The South Sudan peace agreement suffered a serious blow when the deadline to form a government of national unity lapsed without fanfare on May 12. While parties have agreed to take another stab at forming the unity government in six months, prospects remain gloomy. President Salva Kiir himself has cast doubt about completing a critical benchmark—troop cantonment—in the six-month timeframe.
The missed deadline is the latest iteration in a long list of delays in implementing key benchmarks in the peace deal. Notable in this delay is the lack of political will by powerful individuals in the government. Revenue shortfalls and lackluster efforts to raise funds for implementing critical benchmarks, such as the reform of institutions, marked the implementation hurdles. Nearly $280 million is required for implementing the deal but the government claims it has no money. This claim rang hollow when leaked documents appeared to show two officials approving checks worth nearly $185 million for services unrelated to the peace deal. The government’s reputation took another hit recently when it hired a lobbying firm in the U.S to mend ties with the Trump administration, in a deal worth $3.7 million.

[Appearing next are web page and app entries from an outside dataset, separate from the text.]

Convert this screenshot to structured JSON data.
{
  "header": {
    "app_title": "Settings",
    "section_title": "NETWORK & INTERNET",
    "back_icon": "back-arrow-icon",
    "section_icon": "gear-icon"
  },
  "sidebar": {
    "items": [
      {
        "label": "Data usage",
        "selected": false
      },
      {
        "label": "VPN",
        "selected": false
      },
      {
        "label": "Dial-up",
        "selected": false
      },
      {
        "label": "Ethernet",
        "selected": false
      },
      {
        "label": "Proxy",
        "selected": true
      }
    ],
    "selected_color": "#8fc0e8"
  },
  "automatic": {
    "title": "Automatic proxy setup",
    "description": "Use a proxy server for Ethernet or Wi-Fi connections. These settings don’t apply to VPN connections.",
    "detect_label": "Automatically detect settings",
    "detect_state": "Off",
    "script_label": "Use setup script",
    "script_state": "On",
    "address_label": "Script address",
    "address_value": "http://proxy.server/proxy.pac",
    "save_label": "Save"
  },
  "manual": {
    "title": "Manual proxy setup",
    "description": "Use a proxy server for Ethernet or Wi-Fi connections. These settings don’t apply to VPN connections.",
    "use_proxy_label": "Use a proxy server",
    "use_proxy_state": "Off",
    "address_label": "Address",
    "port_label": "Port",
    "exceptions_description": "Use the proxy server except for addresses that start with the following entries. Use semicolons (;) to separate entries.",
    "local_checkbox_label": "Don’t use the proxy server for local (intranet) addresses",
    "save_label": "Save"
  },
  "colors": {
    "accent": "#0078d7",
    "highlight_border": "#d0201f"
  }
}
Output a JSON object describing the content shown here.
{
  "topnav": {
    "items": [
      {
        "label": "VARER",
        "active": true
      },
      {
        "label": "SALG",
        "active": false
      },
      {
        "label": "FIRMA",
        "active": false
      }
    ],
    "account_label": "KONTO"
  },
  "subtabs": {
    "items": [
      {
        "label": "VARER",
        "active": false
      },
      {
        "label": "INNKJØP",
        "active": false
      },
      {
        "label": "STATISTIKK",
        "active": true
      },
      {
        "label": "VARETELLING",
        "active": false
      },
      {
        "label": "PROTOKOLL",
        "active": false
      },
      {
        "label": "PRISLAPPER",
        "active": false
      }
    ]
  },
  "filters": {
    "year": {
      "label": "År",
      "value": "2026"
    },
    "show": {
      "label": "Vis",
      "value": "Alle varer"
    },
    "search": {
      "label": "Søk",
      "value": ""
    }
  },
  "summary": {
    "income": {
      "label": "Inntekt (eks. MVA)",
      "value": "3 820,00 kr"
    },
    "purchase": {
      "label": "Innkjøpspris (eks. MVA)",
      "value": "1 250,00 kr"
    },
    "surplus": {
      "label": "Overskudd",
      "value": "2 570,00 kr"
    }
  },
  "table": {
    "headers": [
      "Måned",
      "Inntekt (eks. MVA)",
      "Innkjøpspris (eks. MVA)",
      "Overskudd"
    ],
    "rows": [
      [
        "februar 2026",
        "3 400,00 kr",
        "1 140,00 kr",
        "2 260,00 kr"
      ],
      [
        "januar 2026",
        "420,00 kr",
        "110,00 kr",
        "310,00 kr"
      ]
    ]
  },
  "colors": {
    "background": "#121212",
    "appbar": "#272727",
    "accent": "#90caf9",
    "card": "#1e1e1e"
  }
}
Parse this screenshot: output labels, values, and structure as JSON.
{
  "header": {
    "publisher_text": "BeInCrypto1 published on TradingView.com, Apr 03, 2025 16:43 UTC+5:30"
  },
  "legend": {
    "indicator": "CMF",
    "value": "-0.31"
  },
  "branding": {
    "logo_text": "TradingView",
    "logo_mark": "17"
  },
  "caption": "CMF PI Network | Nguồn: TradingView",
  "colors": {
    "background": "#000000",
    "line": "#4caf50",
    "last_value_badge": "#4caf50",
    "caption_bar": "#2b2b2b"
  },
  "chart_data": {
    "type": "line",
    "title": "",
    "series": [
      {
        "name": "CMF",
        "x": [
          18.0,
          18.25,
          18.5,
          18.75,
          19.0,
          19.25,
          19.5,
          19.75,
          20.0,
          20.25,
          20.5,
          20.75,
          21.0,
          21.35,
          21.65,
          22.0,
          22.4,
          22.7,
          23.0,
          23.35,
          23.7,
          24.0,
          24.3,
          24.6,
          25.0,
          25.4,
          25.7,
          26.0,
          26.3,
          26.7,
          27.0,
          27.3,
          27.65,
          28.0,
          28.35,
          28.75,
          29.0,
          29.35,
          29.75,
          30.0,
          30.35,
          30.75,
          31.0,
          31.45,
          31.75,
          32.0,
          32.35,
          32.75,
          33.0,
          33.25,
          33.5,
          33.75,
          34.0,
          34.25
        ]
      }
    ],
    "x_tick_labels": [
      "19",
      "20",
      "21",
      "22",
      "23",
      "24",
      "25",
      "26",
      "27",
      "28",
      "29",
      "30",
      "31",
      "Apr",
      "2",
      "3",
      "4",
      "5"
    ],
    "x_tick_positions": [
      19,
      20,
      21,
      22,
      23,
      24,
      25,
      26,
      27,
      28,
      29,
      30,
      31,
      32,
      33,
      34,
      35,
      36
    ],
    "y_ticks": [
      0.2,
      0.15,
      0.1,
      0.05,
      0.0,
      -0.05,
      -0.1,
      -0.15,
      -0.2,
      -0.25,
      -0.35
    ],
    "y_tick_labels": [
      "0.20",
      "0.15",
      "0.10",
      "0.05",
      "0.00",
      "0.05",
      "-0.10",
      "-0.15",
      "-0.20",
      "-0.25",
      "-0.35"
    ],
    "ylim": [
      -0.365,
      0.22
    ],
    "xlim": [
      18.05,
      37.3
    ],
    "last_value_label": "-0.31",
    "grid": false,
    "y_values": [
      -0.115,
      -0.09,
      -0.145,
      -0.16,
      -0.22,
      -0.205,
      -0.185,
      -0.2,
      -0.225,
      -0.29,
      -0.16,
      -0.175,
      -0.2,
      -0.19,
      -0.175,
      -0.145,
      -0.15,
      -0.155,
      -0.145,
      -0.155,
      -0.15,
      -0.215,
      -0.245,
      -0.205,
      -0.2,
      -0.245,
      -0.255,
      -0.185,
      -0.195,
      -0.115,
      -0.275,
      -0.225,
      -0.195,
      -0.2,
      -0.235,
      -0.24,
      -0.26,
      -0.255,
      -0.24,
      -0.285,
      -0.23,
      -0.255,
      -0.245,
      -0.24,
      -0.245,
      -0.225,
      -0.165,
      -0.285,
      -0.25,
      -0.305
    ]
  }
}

This delay is welcome news to hardliners in the government who are opposed to peace because it undermines the status quo. President Kiir has never been in a better position to shore up his power. Recently, he consolidated his base by winning over powerful erstwhile colleagues who had decamped from the ruling party. In the Northern Bahr El Ghazel region, his home turf, tribesmen wary of rebel head Riek Machar’s return to government, as stipulated in the agreement, have resolved an internal feud and rallied behind the president. Their support emboldens the regime to play hardball and obstruct concessions required to advance peace.
While there are commendable aspects of the agreement at play, such as the cessation of hostilities, it was problematic from the start for its minimal prospects for reconciling key belligerents. Furthermore, it favored the status quo, by reinstating Kiir and Machar to positions of leadership, despite the fact that they presided over the egregious corruption that destroyed the economy and the five-year old war. Equally concerning is the fact that both men have an uncompromising stance toward each other.
The international response to the continued undermining of the peace deal since September 2018 has also been concerning. This response has focused on public messaging and the time-tested diplomatic behind-the-scenes meetings that hold little prospect for building leverage to sway the calculations of hardline politicians. At this moment, the stakes could not be higher; a total collapse of the agreement will increase the misery of the South Sudanese people and create an extra burden on the international community when a return to violence displaces more people.
The looming threat of renewed conflict serves as a reminder that the fundamental reasons behind war remain unresolved. South Sudan’s institutions have been hijacked and remodeled to serve the interests of a few top-level politicians and their commercial collaborators. Groups deprived of power engaged the government in a violent contest over control of the state, precipitating the war five years ago. The current stalemate rewards top-level, corrupt politicians with continued access to state resources, incentivizing a continuation of the cyclical, greed-fueled conflict that has come to characterize South Sudan in recent years.
What is now required of South Sudan’s friends, specifically the United States and Europe, is to increase the price for the deliberate obstruction of peace by enacting pressures with meaningful consequences on spoilers. The United States and Europe should continue to build on previous measures that targeted political elites and their corrupt networks. Hitting spoilers with sanctions resulted in the softening of hardline positions and the signing of the peace deal last September. The international community should not be complacent at this critical juncture.
In particular, the United States, the country with the most influence in South Sudan, should enhance existing authorities and impose sanctions combined with anti-money laundering measures on politicians and entities complicit in obstructing peace and egregious human rights abuses. Congress should push the Departments of Treasury and State to pursue this strategy and ensure adequate resources are available to relevant agencies to investigate and enforce these financial measures. The United States and Europe and other friends of South Sudan should also build a coalition to ensure the renewal of the South Sudan arms embargo at the U.N. Security Council later this month to mitigate the prospects for violence.
A South Sudan that is at peace is possible, but only with the continued support of friends in the international community. Allowing for interminable delays is a certain recipe for a return to war.